INTERNATIONAL IMAGE OF FENDI BOUTIQUES
80 Boutiques Worldwide [1997-2002]
LPA Collaborators: Barbara Fragale, Giuseppe Postet, Eva Christine Schenck, Annalisa Bellettati, Elisabetta Biffi
Photo Credits: Matteo Piazza
One of the revolutions in international retail design proposed by Lazzarini Pickering for Fendi’s new boutiques is undoubtedly the openly architectural quality of the interiors. The office’s adventure with Fendi began in 1997 with the design of the brand’s new flagship store in Rome. The displays were not designed as traditional furnishings, but instead as elements that actively participate in the construction of space, becoming architecture. They insinuate their way into the rooms, crossing them and creating a composition of overlaps between volumes, planes and straight lines. They delineate an intimate dialogue between one area and another. Display shelving, counters and tables, up to ten meters in length, interact three-dimensionally with the sales area. They run from one room into another until they come up against the glazing of the exterior walls, the only element that keeps them from running out into the street. The project thus eliminates the classical concept of the shop window, replacing it with a diaphragm that joins rather than separates, an idea that would be borrowed by many other designers. For Lazzarini Pickering “the objective was to create a stunning mediatic effect, in which passers-by and clients come into contact with one another through a play of references between inside and outside”.
Visitors are thus involved in a theatrical mise-en-scène in which they act alongside the objects on display. There are no pre-established routes, nor is the merchandise clearly separated from the client; instead, it is easily accessible, always close at hand. The experience of the brand’s unique and precious products becomes more direct. They can be touched to experience the quality of the materials and worn with simplicity. Articles of clothing are informally presented, offering an image of chaos studied in all of its details.

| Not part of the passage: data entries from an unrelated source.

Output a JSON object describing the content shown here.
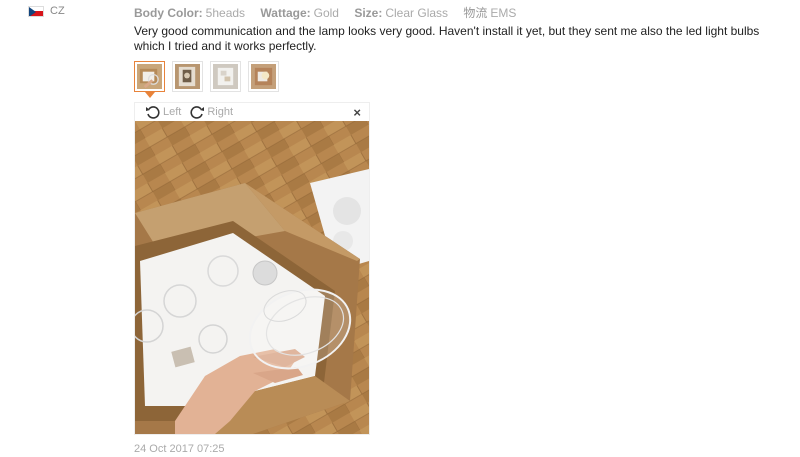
{
  "reviewer": {
    "country": "CZ",
    "flag_colors": [
      "#ffffff",
      "#d7141a",
      "#11457e"
    ]
  },
  "properties": [
    {
      "key": "Body Color:",
      "value": "5heads"
    },
    {
      "key": "Wattage:",
      "value": "Gold"
    },
    {
      "key": "Size:",
      "value": "Clear Glass"
    },
    {
      "key": "物流",
      "value": "EMS"
    }
  ],
  "review_text": "Very good communication and the lamp looks very good. Haven't install it yet, but they sent me also the led light bulbs which I tried and it works perfectly.",
  "thumbnails": [
    {
      "name": "thumbnail-1",
      "active": true
    },
    {
      "name": "thumbnail-2",
      "active": false
    },
    {
      "name": "thumbnail-3",
      "active": false
    },
    {
      "name": "thumbnail-4",
      "active": false
    }
  ],
  "viewer": {
    "rotate_left_label": "Left",
    "rotate_right_label": "Right",
    "close_label": "×",
    "accent_color": "#e8833a"
  },
  "review_date": "24 Oct 2017 07:25"
}
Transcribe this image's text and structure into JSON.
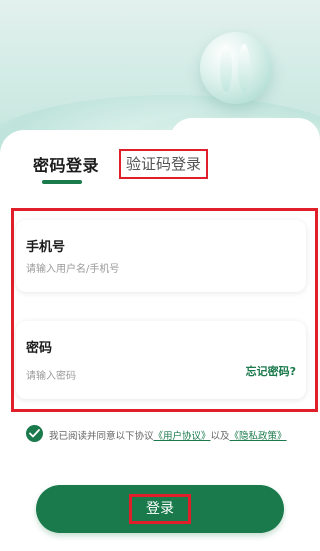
{
  "tabs": {
    "password_login": "密码登录",
    "sms_login": "验证码登录"
  },
  "phone_field": {
    "label": "手机号",
    "placeholder": "请输入用户名/手机号"
  },
  "password_field": {
    "label": "密码",
    "placeholder": "请输入密码",
    "forgot": "忘记密码?"
  },
  "agreement": {
    "prefix": "我已阅读并同意以下协议",
    "user_agreement": "《用户协议》",
    "conjunction": "以及",
    "privacy_policy": "《隐私政策》",
    "checked": true
  },
  "login_button": "登录",
  "icons": {
    "hero": "glass-orb-icon",
    "check": "check-icon"
  },
  "colors": {
    "primary": "#1a7a4c",
    "highlight": "#e01f2a"
  }
}
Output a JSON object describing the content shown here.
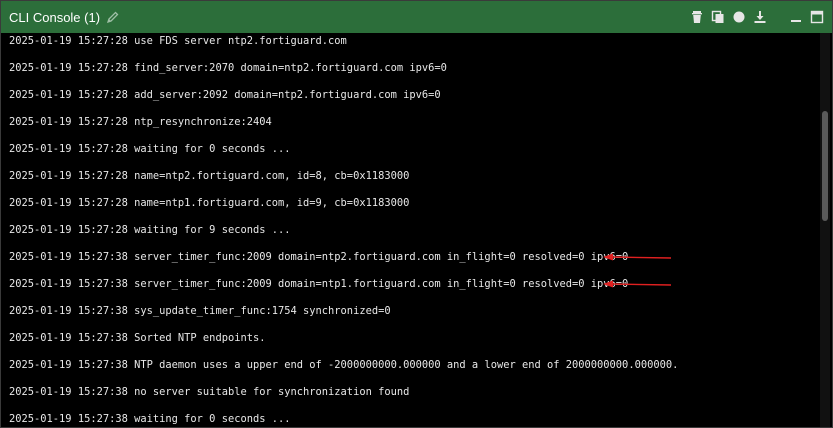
{
  "window": {
    "title": "CLI Console (1)",
    "title_color": "#2c6e3a",
    "icons": [
      "pencil-icon",
      "trash-icon",
      "copy-icon",
      "record-icon",
      "download-icon",
      "minimize-icon",
      "maximize-icon"
    ]
  },
  "console": {
    "lines": [
      "2025-01-19 15:27:28 use FDS server ntp2.fortiguard.com",
      "2025-01-19 15:27:28 find_server:2070 domain=ntp2.fortiguard.com ipv6=0",
      "2025-01-19 15:27:28 add_server:2092 domain=ntp2.fortiguard.com ipv6=0",
      "2025-01-19 15:27:28 ntp_resynchronize:2404",
      "2025-01-19 15:27:28 waiting for 0 seconds ...",
      "2025-01-19 15:27:28 name=ntp2.fortiguard.com, id=8, cb=0x1183000",
      "2025-01-19 15:27:28 name=ntp1.fortiguard.com, id=9, cb=0x1183000",
      "2025-01-19 15:27:28 waiting for 9 seconds ...",
      "2025-01-19 15:27:38 server_timer_func:2009 domain=ntp2.fortiguard.com in_flight=0 resolved=0 ipv6=0",
      "2025-01-19 15:27:38 server_timer_func:2009 domain=ntp1.fortiguard.com in_flight=0 resolved=0 ipv6=0",
      "2025-01-19 15:27:38 sys_update_timer_func:1754 synchronized=0",
      "2025-01-19 15:27:38 Sorted NTP endpoints.",
      "2025-01-19 15:27:38 NTP daemon uses a upper end of -2000000000.000000 and a lower end of 2000000000.000000.",
      "2025-01-19 15:27:38 no server suitable for synchronization found",
      "2025-01-19 15:27:38 waiting for 0 seconds ..."
    ],
    "text_color": "#e8e8e8",
    "background": "#000000",
    "annotation_color": "#e02020"
  }
}
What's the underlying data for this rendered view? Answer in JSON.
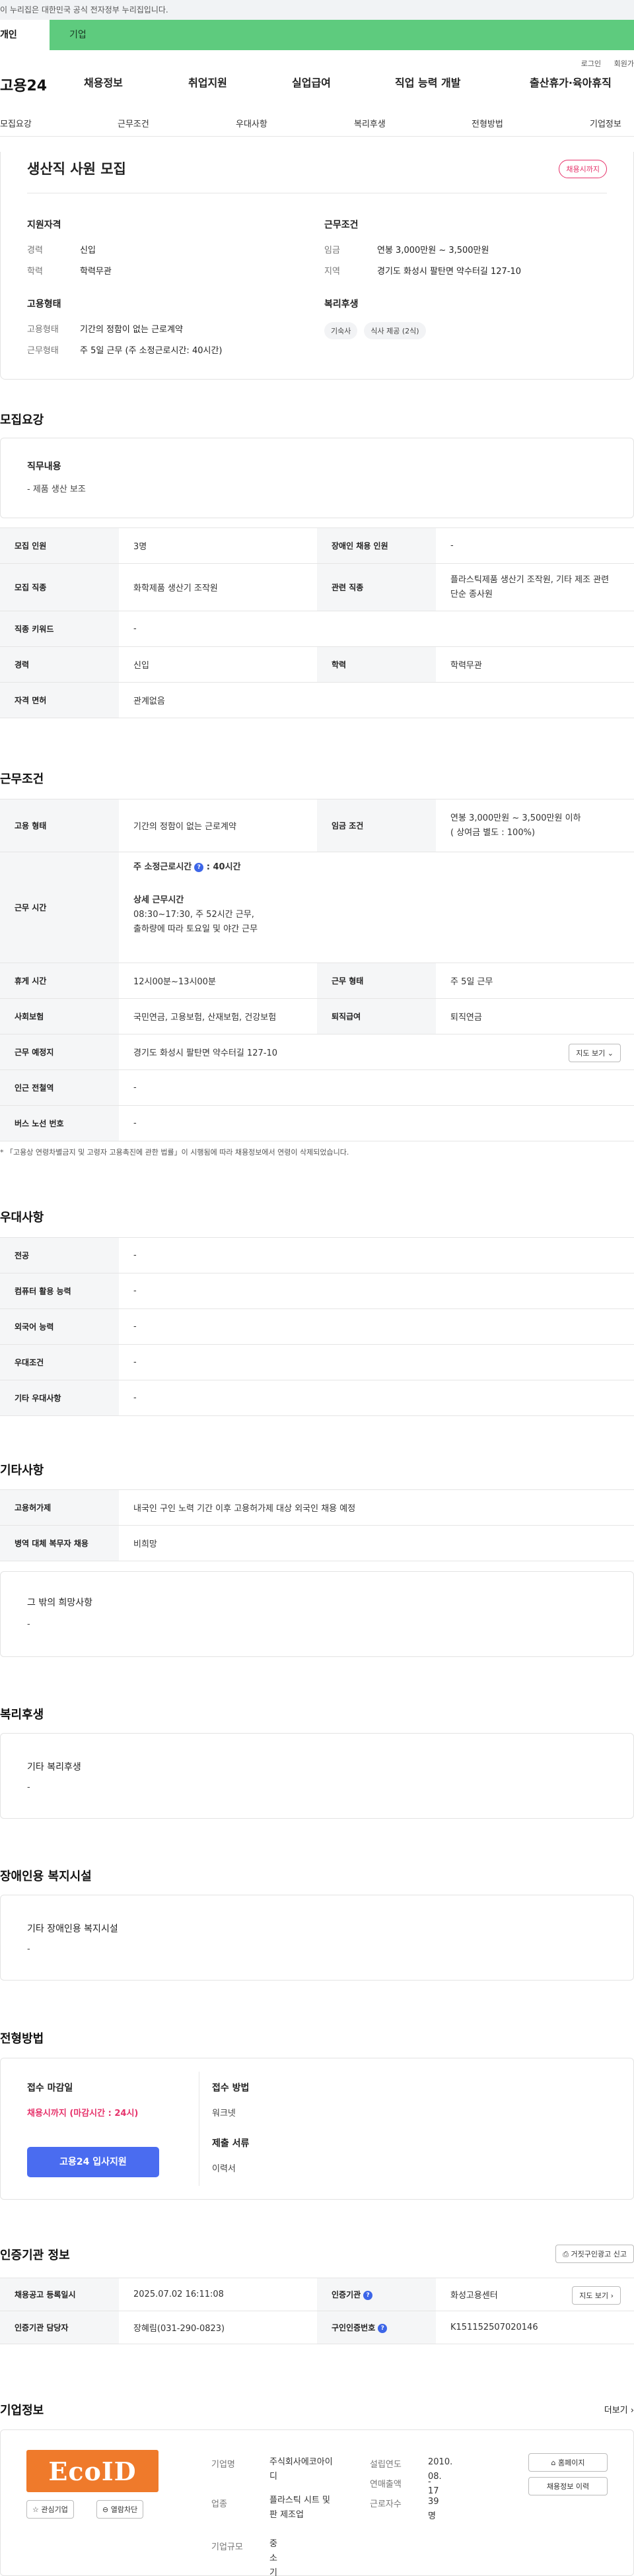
{
  "gov_banner": "이 누리집은 대한민국 공식 전자정부 누리집입니다.",
  "user_tabs": {
    "personal": "개인",
    "company": "기업"
  },
  "header": {
    "logo": "고용24",
    "menu": [
      "채용정보",
      "취업지원",
      "실업급여",
      "직업 능력 개발",
      "출산휴가·육아휴직"
    ],
    "util": [
      "로그인",
      "회원가"
    ]
  },
  "subnav": [
    "모집요강",
    "근무조건",
    "우대사항",
    "복리후생",
    "전형방법",
    "기업정보"
  ],
  "summary": {
    "title": "생산직 사원 모집",
    "badge": "채용시까지",
    "qualification": {
      "heading": "지원자격",
      "career_k": "경력",
      "career_v": "신입",
      "edu_k": "학력",
      "edu_v": "학력무관"
    },
    "conditions": {
      "heading": "근무조건",
      "pay_k": "임금",
      "pay_v": "연봉 3,000만원 ~ 3,500만원",
      "area_k": "지역",
      "area_v": "경기도 화성시 팔탄면 약수터길 127-10"
    },
    "employment": {
      "heading": "고용형태",
      "type_k": "고용형태",
      "type_v": "기간의 정함이 없는 근로계약",
      "shape_k": "근무형태",
      "shape_v": "주 5일 근무 (주 소정근로시간: 40시간)"
    },
    "welfare": {
      "heading": "복리후생",
      "chips": [
        "기숙사",
        "식사 제공 (2식)"
      ]
    }
  },
  "recruit": {
    "section_title": "모집요강",
    "duty_title": "직무내용",
    "duty_value": "-  제품 생산 보조",
    "rows": {
      "headcount_k": "모집 인원",
      "headcount_v": "3명",
      "disabled_k": "장애인 채용 인원",
      "disabled_v": "-",
      "job_k": "모집 직종",
      "job_v": "화학제품 생산기 조작원",
      "related_k": "관련 직종",
      "related_v": "플라스틱제품 생산기 조작원, 기타 제조 관련 단순 종사원",
      "keyword_k": "직종 키워드",
      "keyword_v": "-",
      "career_k": "경력",
      "career_v": "신입",
      "edu_k": "학력",
      "edu_v": "학력무관",
      "license_k": "자격 면허",
      "license_v": "관계없음"
    }
  },
  "work": {
    "section_title": "근무조건",
    "type_k": "고용 형태",
    "type_v": "기간의 정함이 없는 근로계약",
    "wage_k": "임금 조건",
    "wage_v1": "연봉 3,000만원 ~ 3,500만원 이하",
    "wage_v2": "( 상여금 별도 : 100%)",
    "hours_k": "근무 시간",
    "hours_std_label": "주 소정근로시간",
    "hours_std_val": "40시간",
    "hours_detail_label": "상세 근무시간",
    "hours_detail_1": "08:30~17:30, 주 52시간 근무,",
    "hours_detail_2": "출하량에 따라 토요일 및 야간 근무",
    "break_k": "휴게 시간",
    "break_v": "12시00분~13시00분",
    "shape_k": "근무 형태",
    "shape_v": "주 5일 근무",
    "insure_k": "사회보험",
    "insure_v": "국민연금, 고용보험, 산재보험, 건강보험",
    "retire_k": "퇴직급여",
    "retire_v": "퇴직연금",
    "place_k": "근무 예정지",
    "place_v": "경기도 화성시 팔탄면 약수터길 127-10",
    "map_btn": "지도 보기",
    "subway_k": "인근 전철역",
    "subway_v": "-",
    "bus_k": "버스 노선 번호",
    "bus_v": "-",
    "note": "* 「고용상 연령차별금지 및 고령자 고용촉진에 관한 법률」이 시행됨에 따라 채용정보에서 연령이 삭제되었습니다."
  },
  "pref": {
    "section_title": "우대사항",
    "major_k": "전공",
    "major_v": "-",
    "computer_k": "컴퓨터 활용 능력",
    "computer_v": "-",
    "lang_k": "외국어 능력",
    "lang_v": "-",
    "cond_k": "우대조건",
    "cond_v": "-",
    "etc_k": "기타 우대사항",
    "etc_v": "-"
  },
  "etc": {
    "section_title": "기타사항",
    "foreign_k": "고용허가제",
    "foreign_v": "내국인 구인 노력 기간 이후 고용허가제 대상 외국인 채용 예정",
    "military_k": "병역 대체 복무자 채용",
    "military_v": "비희망",
    "other_title": "그 밖의 희망사항",
    "other_v": "-"
  },
  "welfare": {
    "section_title": "복리후생",
    "title": "기타 복리후생",
    "value": "-"
  },
  "disability": {
    "section_title": "장애인용 복지시설",
    "title": "기타 장애인용 복지시설",
    "value": "-"
  },
  "selection": {
    "section_title": "전형방법",
    "deadline_k": "접수 마감일",
    "deadline_v": "채용시까지 (마감시간 : 24시)",
    "method_k": "접수 방법",
    "method_v": "워크넷",
    "apply_btn": "고용24 입사지원",
    "docs_k": "제출 서류",
    "docs_v": "이력서"
  },
  "agency": {
    "section_title": "인증기관 정보",
    "report_btn": "거짓구인광고 신고",
    "reg_k": "채용공고 등록일시",
    "reg_v": "2025.07.02 16:11:08",
    "org_k": "인증기관",
    "org_v": "화성고용센터",
    "map_btn": "지도 보기",
    "staff_k": "인증기관 담당자",
    "staff_v": "장혜림(031-290-0823)",
    "no_k": "구인인증번호",
    "no_v": "K151152507020146"
  },
  "company": {
    "section_title": "기업정보",
    "more": "더보기",
    "logo_text": "EcoID",
    "fav_btn": "관심기업",
    "block_btn": "열람차단",
    "name_k": "기업명",
    "name_v1": "주식회사에코아이",
    "name_v2": "디",
    "industry_k": "업종",
    "industry_v1": "플라스틱 시트 및",
    "industry_v2": "판 제조업",
    "size_k": "기업규모",
    "size_v": "중소기업",
    "founded_k": "설립연도",
    "founded_v": "2010. 08. 17",
    "sales_k": "연매출액",
    "sales_v": "-",
    "staff_k": "근로자수",
    "staff_v": "39명",
    "home_btn": "홈페이지",
    "history_btn": "채용정보 이력"
  }
}
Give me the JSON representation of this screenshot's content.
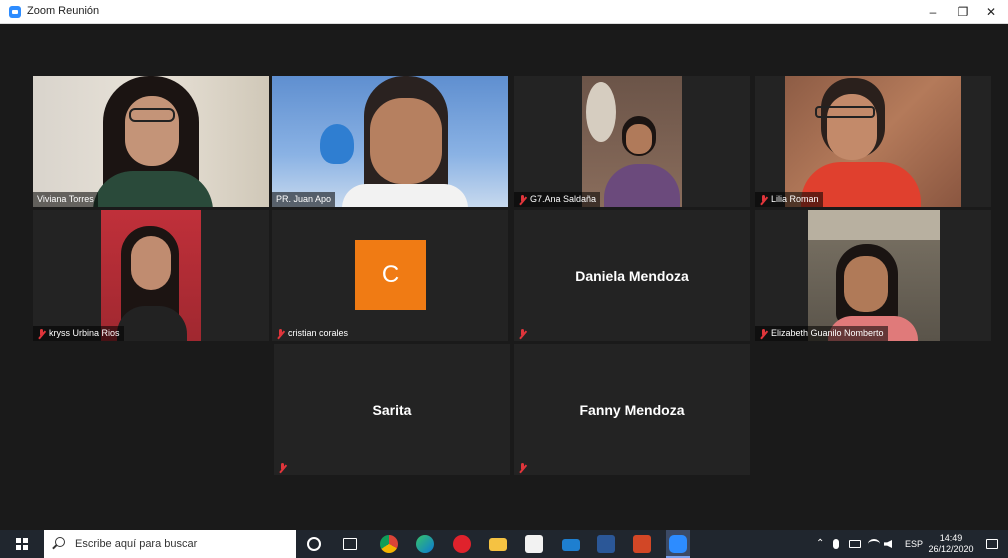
{
  "window": {
    "title": "Zoom Reunión",
    "minimize": "–",
    "maximize": "❐",
    "close": "✕"
  },
  "participants": [
    {
      "id": "viviana",
      "name": "Viviana Torres",
      "muted": false
    },
    {
      "id": "juan",
      "name": "PR. Juan Apo",
      "muted": false,
      "active_speaker": true
    },
    {
      "id": "ana",
      "name": "G7.Ana Saldaña",
      "muted": true
    },
    {
      "id": "lilia",
      "name": "Lilia Roman",
      "muted": true
    },
    {
      "id": "kryss",
      "name": "kryss Urbina Rios",
      "muted": true
    },
    {
      "id": "cristian",
      "name": "cristian corales",
      "muted": true,
      "avatar_letter": "C",
      "avatar_color": "#f07b14"
    },
    {
      "id": "daniela",
      "name": "Daniela Mendoza",
      "muted": true,
      "video_off": true
    },
    {
      "id": "elizabeth",
      "name": "Elizabeth Guanilo Nomberto",
      "muted": true
    },
    {
      "id": "sarita",
      "name": "Sarita",
      "muted": true,
      "video_off": true
    },
    {
      "id": "fanny",
      "name": "Fanny Mendoza",
      "muted": true,
      "video_off": true
    }
  ],
  "colors": {
    "active_speaker_border": "#a8d46a",
    "mute_red": "#e0353b",
    "background": "#1a1a1a",
    "tile": "#232323"
  },
  "taskbar": {
    "search_placeholder": "Escribe aquí para buscar",
    "language": "ESP",
    "time": "14:49",
    "date": "26/12/2020",
    "apps": [
      "cortana-icon",
      "task-view-icon",
      "chrome-icon",
      "edge-icon",
      "opera-icon",
      "file-explorer-icon",
      "store-icon",
      "mail-icon",
      "word-icon",
      "powerpoint-icon",
      "zoom-icon"
    ]
  }
}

Another original element of the project is the choice of the colours used in the sales areas, privileging darker tones and refuting the traditional use of white. The resulting warm and luxurious atmosphere is obtained thanks to an unusual research into materials that emphasises Fendi’s experimental approach: raw steel with blue reflections in the paving and shelving; mica-iron paint finished plaster panels cladding the wall; wengé wood tables. This combination was designed to obtain richly patterned surfaces, with shifting effects under light and shadow, highlighting the accessories designed by the Roman Maison.
The general concept for the aesthetic and functional renewal of Fendi’s showrooms around the globe is flexible and easy to adapt to the various different conditions of the spaces and cities where the brand is present. The project involved 80 international boutiques in France, the United Kingdom, China, Japan and the United States, between 1997 and 2002. Worthy of particular mention are the stores in Paris and London, both from 1999. The Parisian boutique occupies multiple levels: the fulcrum here is the stair, a sculptural element that expands vertically to create multiple connections between rooms and display products. In London, instead, the project exasperates the osmosis between interior and exterior, with the shelving becoming an integral part of the shop windows, adding new lines to the building’s white Portland stone façade.
Each boutique emphasise the architectural use of furniture that has become the signature of the office’s work.